그녀는 계속했다: “Bold action is now required to ensure this resolution on the right to a healthy environment serves as a springboard to push for transformative economic, social and environmental policies that will protect people and nature.”
The vote “acknowledges the damage inflicted by climate change and environmental destruction on millions of people across the world,” the press release added. “It also underlines that the most vulnerable segments of the population are more acutely impacted.”
Yolande Wright, Global Director of Child Poverty, Climate and Urban at Save the Children, hailed the “landmark” resolution in a statement, noting it could have “huge implications for children’s rights to a safe and sustainable future.”
“Both resolutions adopted today by the UN Human Rights Council show that finally, the people in charge are listening to what children are saying,” Wright added. “Children we work with are increasingly telling us that they want to see more action from leaders to limit this crisis.”
Inger Andersen, executive director of the United Nations Environment Programme, also welcomed the resolution, 그것을 부르다 “a breakthrough moment for environmental justice.”

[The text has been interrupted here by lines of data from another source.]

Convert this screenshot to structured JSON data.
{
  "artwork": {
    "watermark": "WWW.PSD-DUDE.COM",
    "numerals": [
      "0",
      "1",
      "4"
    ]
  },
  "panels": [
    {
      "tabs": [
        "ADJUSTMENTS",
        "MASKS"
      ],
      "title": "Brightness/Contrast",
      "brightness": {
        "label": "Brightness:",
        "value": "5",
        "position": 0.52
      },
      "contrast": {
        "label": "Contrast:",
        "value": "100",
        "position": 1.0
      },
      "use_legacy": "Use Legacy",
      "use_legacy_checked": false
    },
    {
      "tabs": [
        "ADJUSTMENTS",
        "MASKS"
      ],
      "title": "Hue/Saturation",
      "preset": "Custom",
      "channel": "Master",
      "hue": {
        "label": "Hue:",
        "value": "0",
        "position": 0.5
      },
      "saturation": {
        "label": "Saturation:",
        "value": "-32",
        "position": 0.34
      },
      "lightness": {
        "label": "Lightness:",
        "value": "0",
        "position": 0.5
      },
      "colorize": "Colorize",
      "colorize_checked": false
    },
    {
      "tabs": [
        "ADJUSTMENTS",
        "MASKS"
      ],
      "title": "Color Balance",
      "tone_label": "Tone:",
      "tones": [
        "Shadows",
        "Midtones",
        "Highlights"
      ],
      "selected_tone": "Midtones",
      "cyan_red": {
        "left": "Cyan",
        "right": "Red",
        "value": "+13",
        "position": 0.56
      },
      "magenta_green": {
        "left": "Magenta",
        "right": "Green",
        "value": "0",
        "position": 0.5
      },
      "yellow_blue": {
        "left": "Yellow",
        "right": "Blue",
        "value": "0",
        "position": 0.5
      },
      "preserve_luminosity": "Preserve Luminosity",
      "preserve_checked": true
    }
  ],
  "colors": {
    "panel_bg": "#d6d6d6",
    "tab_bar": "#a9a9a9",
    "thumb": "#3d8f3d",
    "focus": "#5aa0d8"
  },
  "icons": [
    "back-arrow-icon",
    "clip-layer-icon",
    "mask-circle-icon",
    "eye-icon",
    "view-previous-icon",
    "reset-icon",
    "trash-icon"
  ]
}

“The decision, taken today in Geneva, is a shield for individuals and communities against a plethora of risks to their health and livelihoods. The recognition of the right to a healthy environment is a historic landmark in our ongoing work for social and environmental justice,” Andersen said in a statement.
“It is a message to one billion children at extremely high risk of the impacts of a changed climate: a healthy environment is your right. No one can take away nature, clean air and water, or a stable climate from you.”
This is not the first time the UN has been pushed to expand its institutions mandates to tackle climate change. At a UN Security Council meeting on September 24, Ireland put forward a proposal to add the threat posed by climate change to the Security Council’s routine agenda.